Required work ::
Please copy the entries below word for word, leaving out any image.

Items from a dataset ::
◇ ◇ ◇ ◇ ◇ ◇ ◇

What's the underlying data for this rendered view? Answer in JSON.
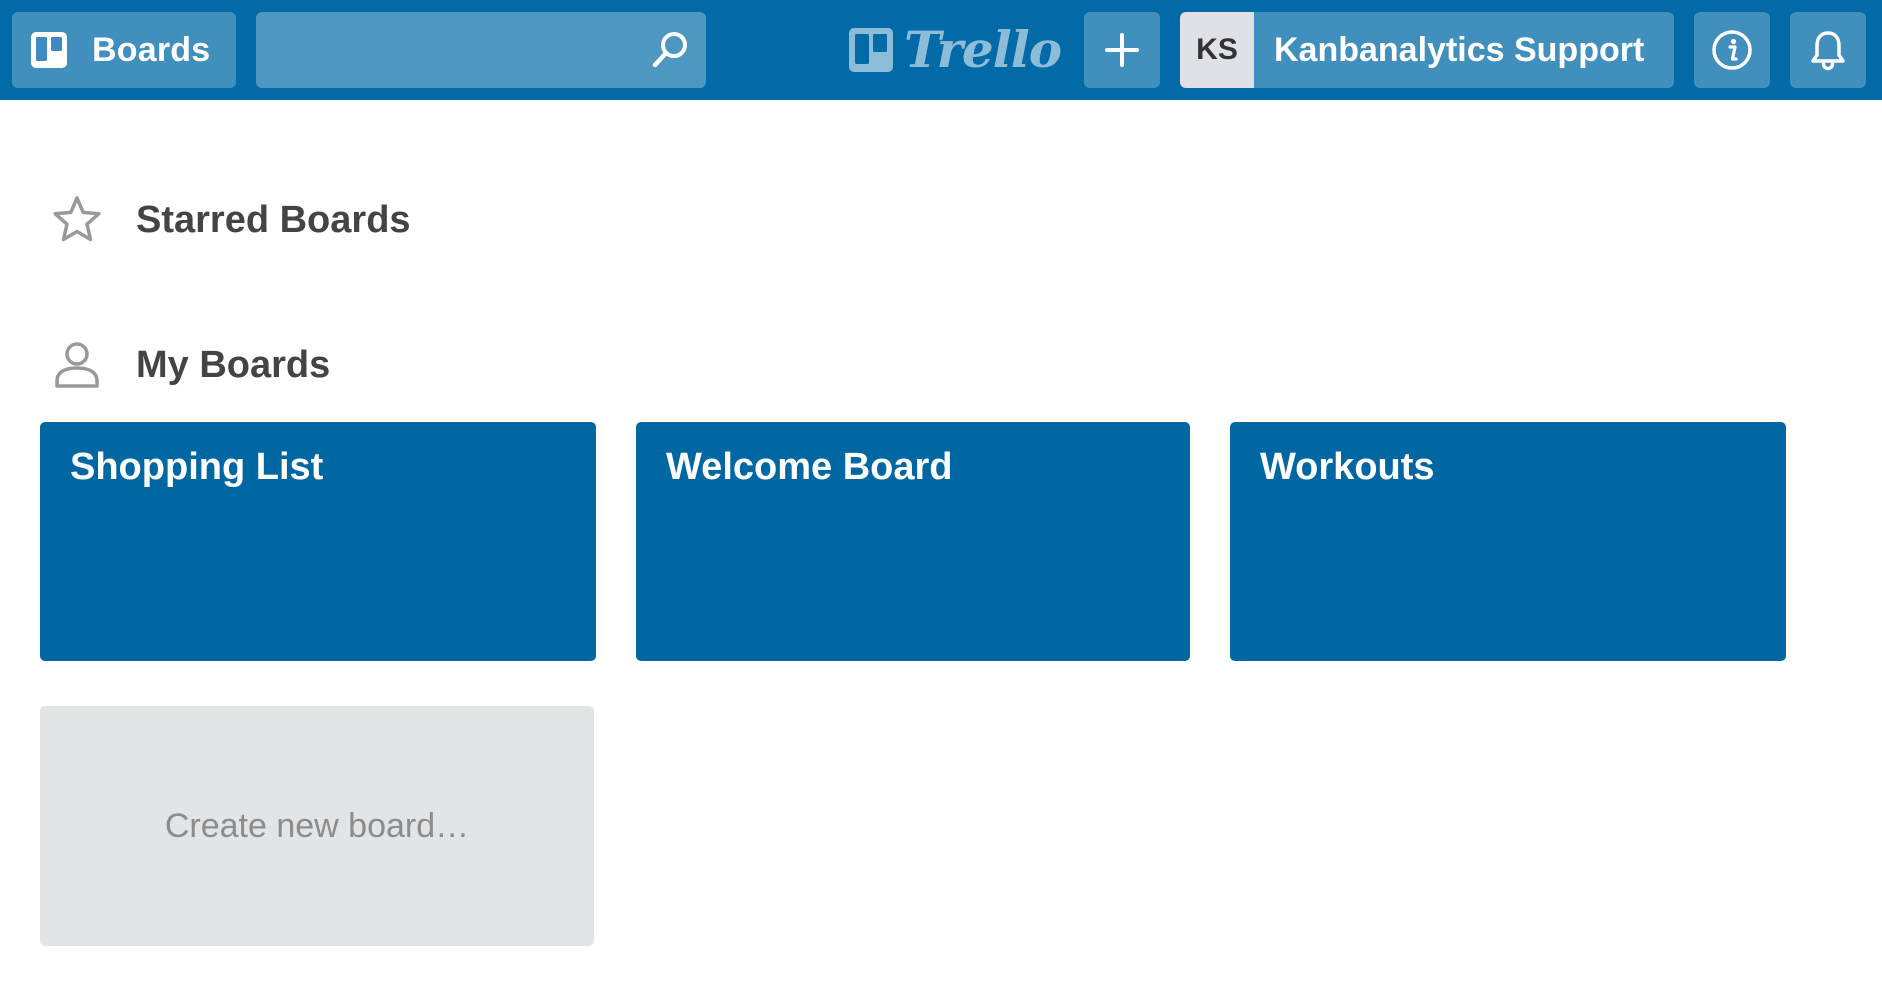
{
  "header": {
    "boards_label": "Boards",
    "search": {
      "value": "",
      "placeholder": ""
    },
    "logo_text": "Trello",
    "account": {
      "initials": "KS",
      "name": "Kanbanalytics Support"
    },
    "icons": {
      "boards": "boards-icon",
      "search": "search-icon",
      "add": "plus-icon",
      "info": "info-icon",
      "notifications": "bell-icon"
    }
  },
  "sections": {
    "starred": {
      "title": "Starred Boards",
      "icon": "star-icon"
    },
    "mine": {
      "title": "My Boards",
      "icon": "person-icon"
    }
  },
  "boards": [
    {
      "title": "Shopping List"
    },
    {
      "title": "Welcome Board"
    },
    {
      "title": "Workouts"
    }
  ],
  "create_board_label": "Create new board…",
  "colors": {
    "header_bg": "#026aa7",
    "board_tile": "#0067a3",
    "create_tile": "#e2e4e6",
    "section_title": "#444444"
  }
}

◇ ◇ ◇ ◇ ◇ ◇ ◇

Written response ::
What's the underlying data for this rendered view? Answer in JSON.
{
  "header": {
    "boards_label": "Boards",
    "search": {
      "value": "",
      "placeholder": ""
    },
    "logo_text": "Trello",
    "account": {
      "initials": "KS",
      "name": "Kanbanalytics Support"
    },
    "icons": {
      "boards": "boards-icon",
      "search": "search-icon",
      "add": "plus-icon",
      "info": "info-icon",
      "notifications": "bell-icon"
    }
  },
  "sections": {
    "starred": {
      "title": "Starred Boards",
      "icon": "star-icon"
    },
    "mine": {
      "title": "My Boards",
      "icon": "person-icon"
    }
  },
  "boards": [
    {
      "title": "Shopping List"
    },
    {
      "title": "Welcome Board"
    },
    {
      "title": "Workouts"
    }
  ],
  "create_board_label": "Create new board…",
  "colors": {
    "header_bg": "#026aa7",
    "board_tile": "#0067a3",
    "create_tile": "#e2e4e6",
    "section_title": "#444444"
  }
}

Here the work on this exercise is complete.